INSTRUCTIONS TO FOLLOW: Write out every entry exactly as it appears.

(Stored records)
--- START ---
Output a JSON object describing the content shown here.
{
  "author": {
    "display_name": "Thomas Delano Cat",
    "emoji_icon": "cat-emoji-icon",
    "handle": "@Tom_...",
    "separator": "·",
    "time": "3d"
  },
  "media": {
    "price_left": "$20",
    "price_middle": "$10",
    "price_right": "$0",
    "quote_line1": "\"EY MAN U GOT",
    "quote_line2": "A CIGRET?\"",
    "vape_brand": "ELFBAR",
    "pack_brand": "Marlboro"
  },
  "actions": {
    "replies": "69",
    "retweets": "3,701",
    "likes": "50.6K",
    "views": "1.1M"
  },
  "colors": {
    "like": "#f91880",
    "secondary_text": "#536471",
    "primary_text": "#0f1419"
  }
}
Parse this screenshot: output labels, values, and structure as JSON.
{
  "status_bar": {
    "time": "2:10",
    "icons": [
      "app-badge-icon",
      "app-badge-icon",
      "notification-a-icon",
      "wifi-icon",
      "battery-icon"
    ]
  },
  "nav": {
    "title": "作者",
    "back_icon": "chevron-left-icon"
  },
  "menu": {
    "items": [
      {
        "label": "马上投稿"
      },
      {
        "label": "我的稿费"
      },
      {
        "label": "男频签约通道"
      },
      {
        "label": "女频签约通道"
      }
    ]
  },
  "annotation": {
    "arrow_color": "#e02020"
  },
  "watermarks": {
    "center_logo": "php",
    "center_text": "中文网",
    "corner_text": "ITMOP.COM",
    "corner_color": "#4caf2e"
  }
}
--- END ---
SOLUTION TO THE EXERCISE:
Output a JSON object describing the content shown here.
{
  "author": {
    "display_name": "Thomas Delano Cat",
    "emoji_icon": "cat-emoji-icon",
    "handle": "@Tom_...",
    "separator": "·",
    "time": "3d"
  },
  "media": {
    "price_left": "$20",
    "price_middle": "$10",
    "price_right": "$0",
    "quote_line1": "\"EY MAN U GOT",
    "quote_line2": "A CIGRET?\"",
    "vape_brand": "ELFBAR",
    "pack_brand": "Marlboro"
  },
  "actions": {
    "replies": "69",
    "retweets": "3,701",
    "likes": "50.6K",
    "views": "1.1M"
  },
  "colors": {
    "like": "#f91880",
    "secondary_text": "#536471",
    "primary_text": "#0f1419"
  }
}
Parse this screenshot: output labels, values, and structure as JSON.
{
  "status_bar": {
    "time": "2:10",
    "icons": [
      "app-badge-icon",
      "app-badge-icon",
      "notification-a-icon",
      "wifi-icon",
      "battery-icon"
    ]
  },
  "nav": {
    "title": "作者",
    "back_icon": "chevron-left-icon"
  },
  "menu": {
    "items": [
      {
        "label": "马上投稿"
      },
      {
        "label": "我的稿费"
      },
      {
        "label": "男频签约通道"
      },
      {
        "label": "女频签约通道"
      }
    ]
  },
  "annotation": {
    "arrow_color": "#e02020"
  },
  "watermarks": {
    "center_logo": "php",
    "center_text": "中文网",
    "corner_text": "ITMOP.COM",
    "corner_color": "#4caf2e"
  }
}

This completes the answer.